* _WORK TASK_
Using the data below, copy each line that includes the word "true".

[Excerpts from an interface dataset]
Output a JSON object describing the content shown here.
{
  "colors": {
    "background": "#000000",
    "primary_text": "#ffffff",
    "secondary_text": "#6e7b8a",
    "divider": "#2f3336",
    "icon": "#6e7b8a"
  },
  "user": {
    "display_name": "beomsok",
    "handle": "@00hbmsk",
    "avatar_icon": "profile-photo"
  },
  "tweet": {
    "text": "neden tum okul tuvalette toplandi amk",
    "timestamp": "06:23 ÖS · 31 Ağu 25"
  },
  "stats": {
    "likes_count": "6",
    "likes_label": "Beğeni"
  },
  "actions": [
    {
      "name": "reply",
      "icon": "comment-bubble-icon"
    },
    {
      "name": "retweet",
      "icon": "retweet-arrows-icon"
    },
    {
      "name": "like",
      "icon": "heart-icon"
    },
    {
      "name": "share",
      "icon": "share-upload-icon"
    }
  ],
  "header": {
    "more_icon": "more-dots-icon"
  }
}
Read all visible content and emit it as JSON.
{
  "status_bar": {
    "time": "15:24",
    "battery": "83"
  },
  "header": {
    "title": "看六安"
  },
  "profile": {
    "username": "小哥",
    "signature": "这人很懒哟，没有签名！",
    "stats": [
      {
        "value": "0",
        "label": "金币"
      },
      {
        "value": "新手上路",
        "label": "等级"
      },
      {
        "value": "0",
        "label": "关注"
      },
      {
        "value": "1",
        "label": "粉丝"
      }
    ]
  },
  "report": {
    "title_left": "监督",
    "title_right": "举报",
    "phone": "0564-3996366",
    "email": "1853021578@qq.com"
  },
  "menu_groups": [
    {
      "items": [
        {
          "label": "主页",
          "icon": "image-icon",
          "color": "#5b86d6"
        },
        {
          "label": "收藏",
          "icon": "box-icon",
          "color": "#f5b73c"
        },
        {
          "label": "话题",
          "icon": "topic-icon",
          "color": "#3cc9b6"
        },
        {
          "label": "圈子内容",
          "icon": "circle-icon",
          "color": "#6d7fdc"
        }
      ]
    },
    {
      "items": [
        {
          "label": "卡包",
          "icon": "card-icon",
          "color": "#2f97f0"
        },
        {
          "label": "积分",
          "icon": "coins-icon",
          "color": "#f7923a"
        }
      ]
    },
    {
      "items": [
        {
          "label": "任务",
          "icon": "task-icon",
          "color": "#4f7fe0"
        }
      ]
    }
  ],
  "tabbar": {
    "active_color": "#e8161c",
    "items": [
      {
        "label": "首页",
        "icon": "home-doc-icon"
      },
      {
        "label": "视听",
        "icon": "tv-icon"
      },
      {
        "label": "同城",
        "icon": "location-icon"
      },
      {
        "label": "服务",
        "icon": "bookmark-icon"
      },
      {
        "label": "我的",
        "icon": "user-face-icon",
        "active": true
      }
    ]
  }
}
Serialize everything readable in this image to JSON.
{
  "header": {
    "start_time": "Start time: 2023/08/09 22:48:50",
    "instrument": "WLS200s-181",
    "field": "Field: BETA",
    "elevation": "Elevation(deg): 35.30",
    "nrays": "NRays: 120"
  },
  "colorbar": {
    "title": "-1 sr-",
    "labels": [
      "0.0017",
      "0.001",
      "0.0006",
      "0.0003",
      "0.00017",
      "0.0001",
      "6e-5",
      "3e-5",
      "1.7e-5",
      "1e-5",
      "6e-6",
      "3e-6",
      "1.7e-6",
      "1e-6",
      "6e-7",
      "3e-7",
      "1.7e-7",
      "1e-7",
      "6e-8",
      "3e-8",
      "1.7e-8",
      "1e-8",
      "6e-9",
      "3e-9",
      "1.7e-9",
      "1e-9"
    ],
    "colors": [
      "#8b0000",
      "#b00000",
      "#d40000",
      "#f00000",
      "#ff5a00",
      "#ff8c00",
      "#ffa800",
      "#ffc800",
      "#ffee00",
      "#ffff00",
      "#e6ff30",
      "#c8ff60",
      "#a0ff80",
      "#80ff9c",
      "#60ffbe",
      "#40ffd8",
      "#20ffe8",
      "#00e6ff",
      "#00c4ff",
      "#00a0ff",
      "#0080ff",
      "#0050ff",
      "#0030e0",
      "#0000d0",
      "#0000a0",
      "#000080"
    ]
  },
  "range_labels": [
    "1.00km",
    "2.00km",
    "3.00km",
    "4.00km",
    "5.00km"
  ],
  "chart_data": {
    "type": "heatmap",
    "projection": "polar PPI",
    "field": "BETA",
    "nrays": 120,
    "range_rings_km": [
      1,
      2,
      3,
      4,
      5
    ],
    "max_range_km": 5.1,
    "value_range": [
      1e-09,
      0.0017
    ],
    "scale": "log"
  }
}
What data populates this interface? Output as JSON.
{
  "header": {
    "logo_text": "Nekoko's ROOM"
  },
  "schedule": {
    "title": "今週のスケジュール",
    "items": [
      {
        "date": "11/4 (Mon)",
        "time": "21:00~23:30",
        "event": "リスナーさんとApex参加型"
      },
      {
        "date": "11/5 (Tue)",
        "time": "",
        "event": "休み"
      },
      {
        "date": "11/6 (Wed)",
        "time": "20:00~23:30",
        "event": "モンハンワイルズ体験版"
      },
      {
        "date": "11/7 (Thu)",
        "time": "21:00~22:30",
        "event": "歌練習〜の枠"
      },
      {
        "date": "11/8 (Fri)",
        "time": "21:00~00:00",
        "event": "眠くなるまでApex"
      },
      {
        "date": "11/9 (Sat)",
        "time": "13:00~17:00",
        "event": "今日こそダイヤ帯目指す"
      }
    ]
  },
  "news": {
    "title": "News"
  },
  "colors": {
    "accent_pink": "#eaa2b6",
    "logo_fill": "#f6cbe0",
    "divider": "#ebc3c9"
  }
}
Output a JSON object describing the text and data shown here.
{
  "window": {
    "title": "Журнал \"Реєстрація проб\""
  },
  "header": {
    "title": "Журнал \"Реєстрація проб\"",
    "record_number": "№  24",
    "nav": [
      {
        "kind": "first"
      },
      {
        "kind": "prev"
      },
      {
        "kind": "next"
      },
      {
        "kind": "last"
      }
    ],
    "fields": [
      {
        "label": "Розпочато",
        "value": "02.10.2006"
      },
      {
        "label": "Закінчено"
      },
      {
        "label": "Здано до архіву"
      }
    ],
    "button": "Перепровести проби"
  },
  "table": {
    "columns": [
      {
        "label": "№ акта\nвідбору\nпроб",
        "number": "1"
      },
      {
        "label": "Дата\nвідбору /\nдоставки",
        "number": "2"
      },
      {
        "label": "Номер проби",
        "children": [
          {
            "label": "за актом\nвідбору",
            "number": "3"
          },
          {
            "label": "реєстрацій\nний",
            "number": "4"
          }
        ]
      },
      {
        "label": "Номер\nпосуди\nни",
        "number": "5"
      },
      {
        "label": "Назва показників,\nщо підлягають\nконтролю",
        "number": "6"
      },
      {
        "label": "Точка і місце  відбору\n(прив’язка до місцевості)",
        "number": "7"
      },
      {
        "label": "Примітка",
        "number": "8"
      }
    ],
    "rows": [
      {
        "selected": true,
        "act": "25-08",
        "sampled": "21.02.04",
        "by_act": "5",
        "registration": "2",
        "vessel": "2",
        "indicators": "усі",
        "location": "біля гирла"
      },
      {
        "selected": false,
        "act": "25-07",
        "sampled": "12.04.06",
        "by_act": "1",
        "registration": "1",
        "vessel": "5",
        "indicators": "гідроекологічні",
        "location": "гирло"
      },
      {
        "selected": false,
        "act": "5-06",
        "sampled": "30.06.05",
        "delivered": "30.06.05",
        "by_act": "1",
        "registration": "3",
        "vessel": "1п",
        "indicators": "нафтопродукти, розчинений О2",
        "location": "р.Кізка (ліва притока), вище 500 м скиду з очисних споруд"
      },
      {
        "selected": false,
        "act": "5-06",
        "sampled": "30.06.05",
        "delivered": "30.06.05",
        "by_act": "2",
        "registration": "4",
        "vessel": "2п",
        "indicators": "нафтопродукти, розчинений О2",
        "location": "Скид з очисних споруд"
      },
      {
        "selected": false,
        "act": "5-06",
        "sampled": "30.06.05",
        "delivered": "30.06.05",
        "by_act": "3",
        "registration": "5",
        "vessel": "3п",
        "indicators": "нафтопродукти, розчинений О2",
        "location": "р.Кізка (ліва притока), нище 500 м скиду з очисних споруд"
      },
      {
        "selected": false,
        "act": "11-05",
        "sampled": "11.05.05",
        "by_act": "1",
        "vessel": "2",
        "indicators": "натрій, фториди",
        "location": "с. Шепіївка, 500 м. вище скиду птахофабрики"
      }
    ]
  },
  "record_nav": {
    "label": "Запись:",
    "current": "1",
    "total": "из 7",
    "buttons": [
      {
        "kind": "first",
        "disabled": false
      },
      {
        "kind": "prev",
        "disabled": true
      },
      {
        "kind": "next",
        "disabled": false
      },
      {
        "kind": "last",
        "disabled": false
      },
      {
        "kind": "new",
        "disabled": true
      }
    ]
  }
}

* _SOLUTION FOR THIS TASK_
        "active": true
        "selected": true,
        "disabled": true
        "disabled": true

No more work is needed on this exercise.